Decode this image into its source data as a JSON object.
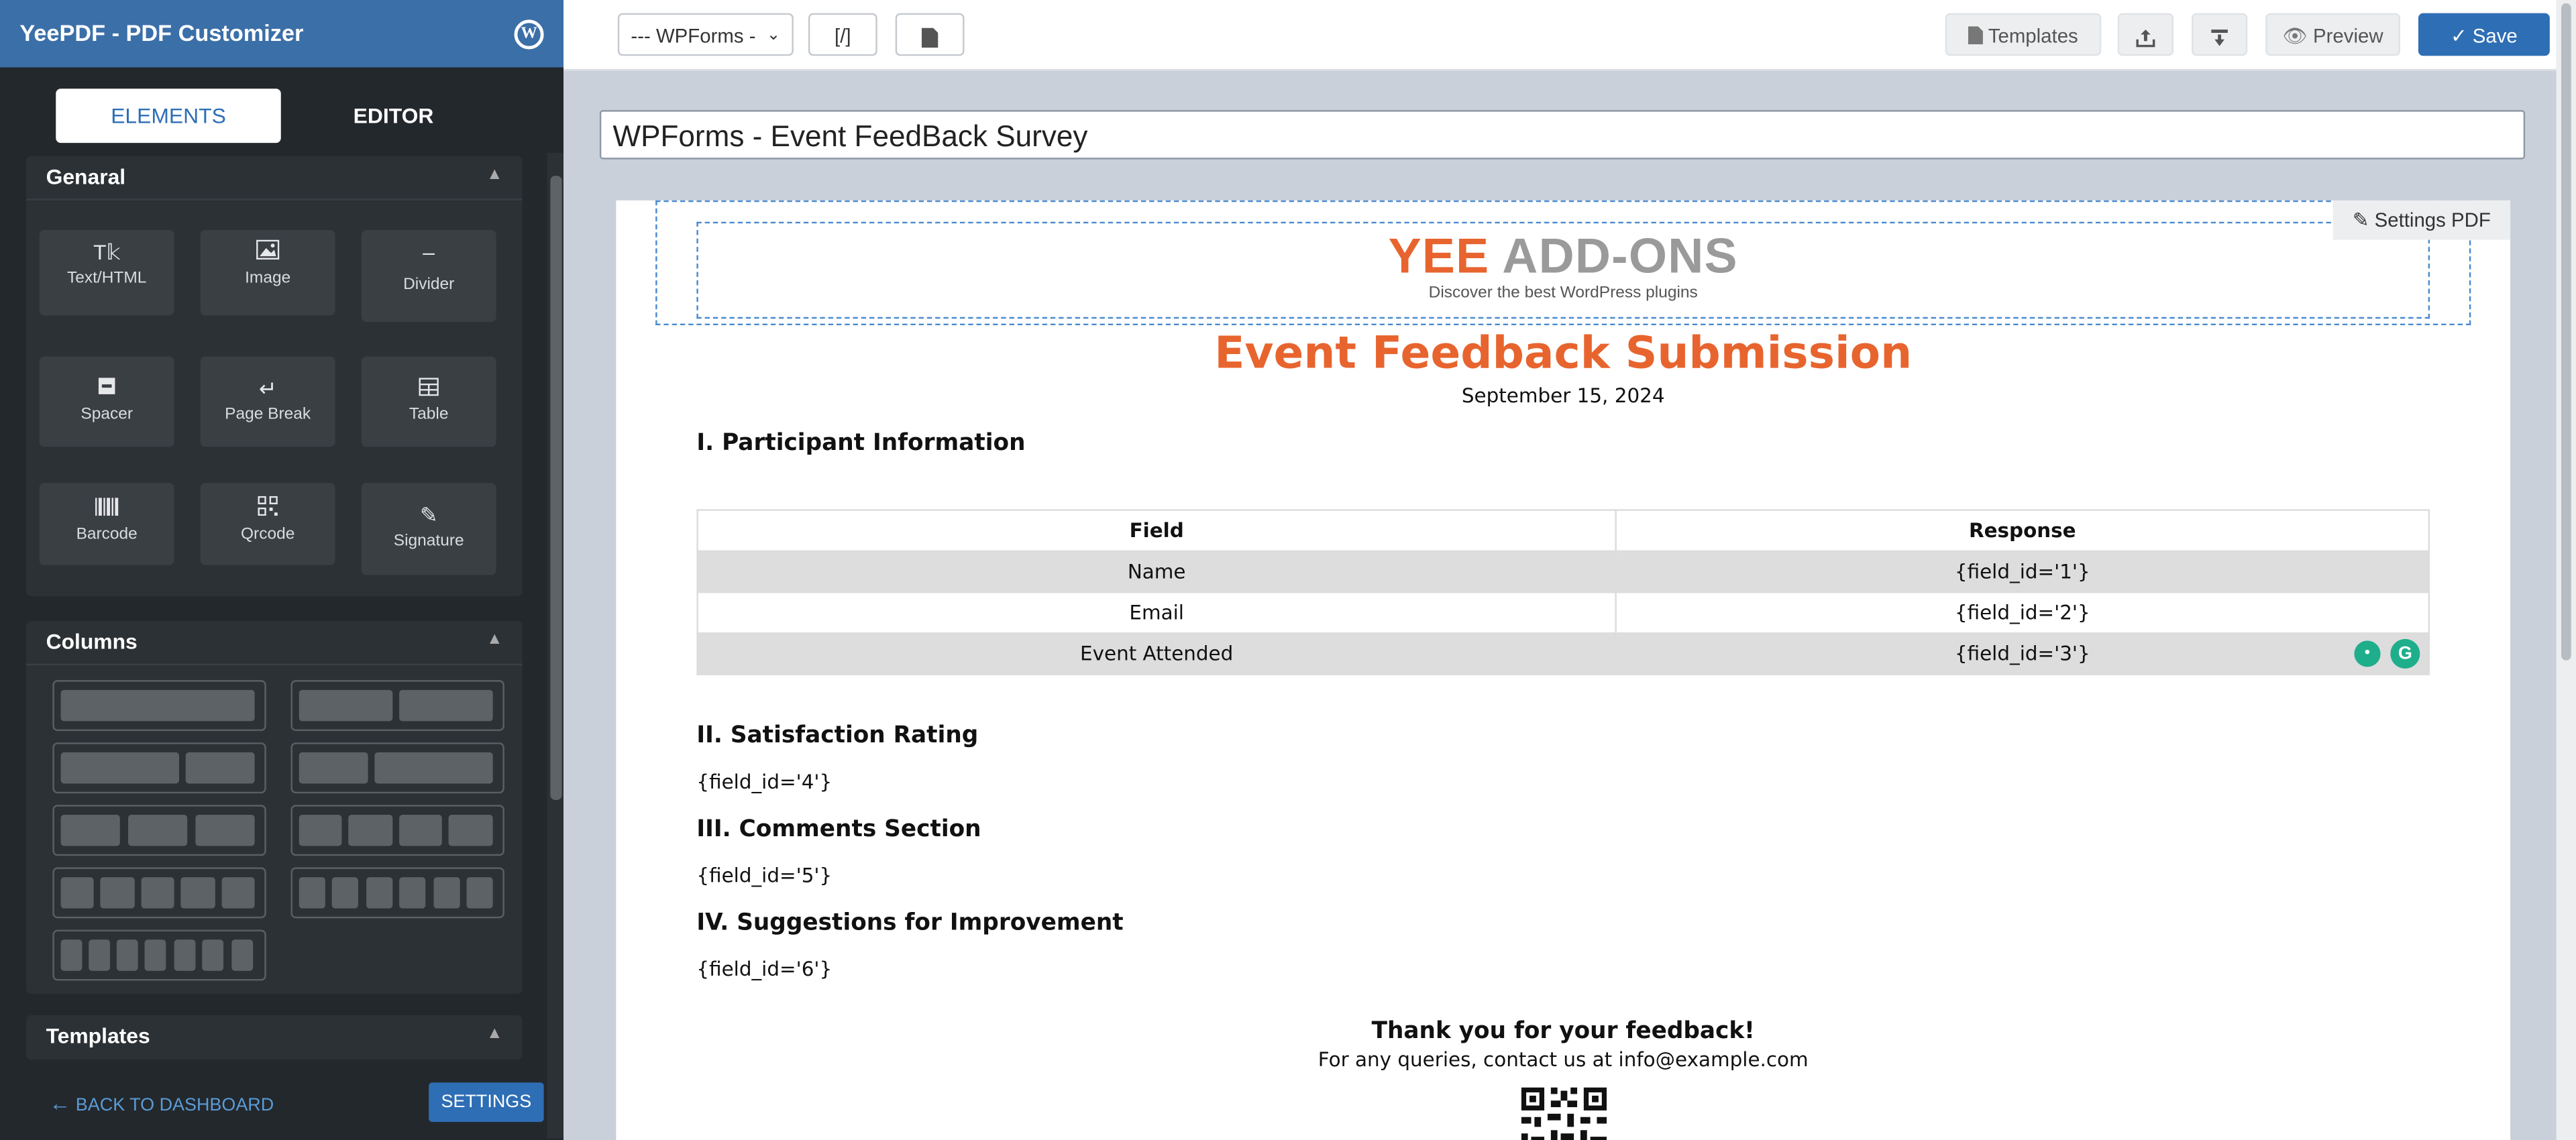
{
  "sidebar": {
    "app_title": "YeePDF - PDF Customizer",
    "tabs": [
      {
        "label": "ELEMENTS"
      },
      {
        "label": "EDITOR"
      }
    ],
    "general": {
      "title": "Genaral",
      "items": [
        {
          "label": "Text/HTML",
          "icon": "text-icon"
        },
        {
          "label": "Image",
          "icon": "image-icon"
        },
        {
          "label": "Divider",
          "icon": "divider-icon"
        },
        {
          "label": "Spacer",
          "icon": "spacer-icon"
        },
        {
          "label": "Page Break",
          "icon": "page-break-icon"
        },
        {
          "label": "Table",
          "icon": "table-icon"
        },
        {
          "label": "Barcode",
          "icon": "barcode-icon"
        },
        {
          "label": "Qrcode",
          "icon": "qrcode-icon"
        },
        {
          "label": "Signature",
          "icon": "signature-icon"
        }
      ]
    },
    "columns": {
      "title": "Columns"
    },
    "templates": {
      "title": "Templates"
    },
    "back_label": "BACK TO DASHBOARD",
    "settings_label": "SETTINGS"
  },
  "toolbar": {
    "form_select": "--- WPForms -",
    "shortcode_label": "[/]",
    "templates_label": "Templates",
    "preview_label": "Preview",
    "save_label": "Save"
  },
  "document": {
    "title_value": "WPForms - Event FeedBack Survey",
    "settings_pdf_label": "Settings PDF",
    "logo_part1": "YEE",
    "logo_part2": "ADD-ONS",
    "logo_tagline": "Discover the best WordPress plugins",
    "heading": "Event Feedback Submission",
    "date": "September 15, 2024",
    "section1": "I. Participant Information",
    "table": {
      "headers": [
        "Field",
        "Response"
      ],
      "rows": [
        [
          "Name",
          "{field_id='1'}"
        ],
        [
          "Email",
          "{field_id='2'}"
        ],
        [
          "Event Attended",
          "{field_id='3'}"
        ]
      ]
    },
    "section2": "II. Satisfaction Rating",
    "field4": "{field_id='4'}",
    "section3": "III. Comments Section",
    "field5": "{field_id='5'}",
    "section4": "IV. Suggestions for Improvement",
    "field6": "{field_id='6'}",
    "thanks": "Thank you for your feedback!",
    "contact": "For any queries, contact us at info@example.com"
  },
  "colors": {
    "accent": "#2e6eb5",
    "brand_orange": "#e8642e",
    "sidebar_bg": "#23282d"
  }
}
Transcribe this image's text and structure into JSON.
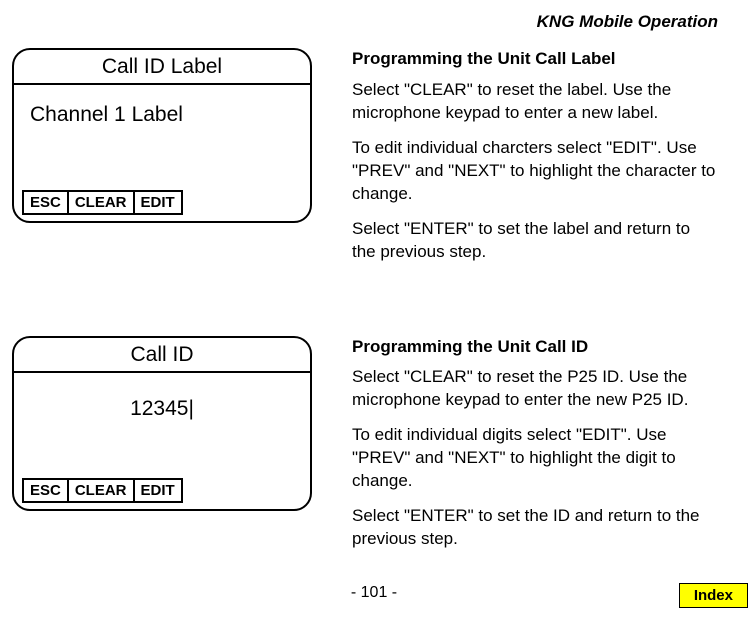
{
  "header": "KNG Mobile Operation",
  "sections": [
    {
      "panel": {
        "title": "Call ID Label",
        "content": "Channel 1 Label",
        "content_center": false,
        "softkeys": [
          "ESC",
          "CLEAR",
          "EDIT"
        ]
      },
      "instructions": {
        "title": "Programming the Unit Call Label",
        "paragraphs": [
          "Select \"CLEAR\" to reset the label. Use the microphone keypad to enter a new label.",
          "To edit individual charcters select \"EDIT\". Use \"PREV\" and \"NEXT\" to highlight the character to change.",
          "Select \"ENTER\" to set the label and return to the previous step."
        ]
      }
    },
    {
      "panel": {
        "title": "Call ID",
        "content": "12345|",
        "content_center": true,
        "softkeys": [
          "ESC",
          "CLEAR",
          "EDIT"
        ]
      },
      "instructions": {
        "title": "Programming the Unit Call ID",
        "paragraphs": [
          "Select \"CLEAR\" to reset the P25 ID. Use the microphone keypad to enter the new P25 ID.",
          "To edit individual digits select \"EDIT\". Use \"PREV\" and \"NEXT\" to highlight the digit to change.",
          "Select \"ENTER\" to set the ID and return to the previous step."
        ]
      }
    }
  ],
  "page_number": "- 101 -",
  "index_label": "Index"
}
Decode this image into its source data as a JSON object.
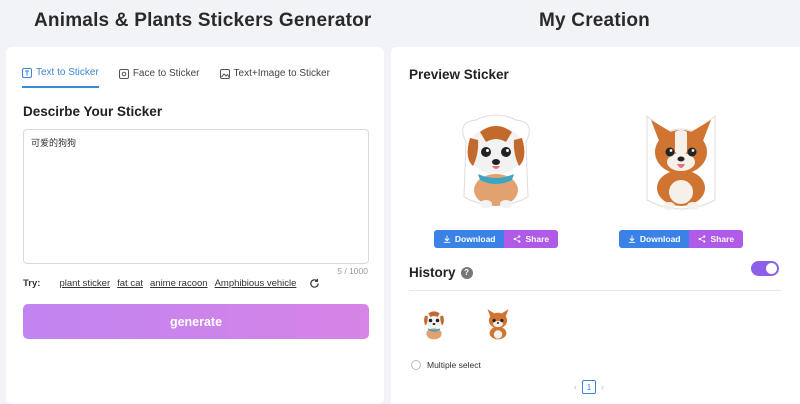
{
  "header": {
    "left_title": "Animals & Plants Stickers Generator",
    "right_title": "My Creation"
  },
  "tabs": [
    {
      "label": "Text to Sticker",
      "icon": "text-t-icon",
      "active": true
    },
    {
      "label": "Face to Sticker",
      "icon": "face-frame-icon",
      "active": false
    },
    {
      "label": "Text+Image to Sticker",
      "icon": "image-icon",
      "active": false
    }
  ],
  "describe": {
    "title": "Descirbe Your Sticker",
    "value": "可爱的狗狗",
    "char_count": "5 / 1000"
  },
  "try": {
    "label": "Try:",
    "suggestions": [
      "plant sticker",
      "fat cat",
      "anime racoon",
      "Amphibious vehicle"
    ]
  },
  "generate_label": "generate",
  "preview": {
    "title": "Preview Sticker",
    "download_label": "Download",
    "share_label": "Share"
  },
  "history": {
    "title": "History",
    "toggle_on": true,
    "multiple_select_label": "Multiple select",
    "page": "1"
  },
  "colors": {
    "accent_blue": "#3b82e6",
    "share_purple": "#b05ae8",
    "generate_gradient_start": "#c184f0",
    "toggle": "#8e5fe8"
  }
}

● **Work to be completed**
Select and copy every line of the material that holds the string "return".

● **Response**
          "Select \"ENTER\" to set the label and return to the previous step."
          "Select \"ENTER\" to set the ID and return to the previous step."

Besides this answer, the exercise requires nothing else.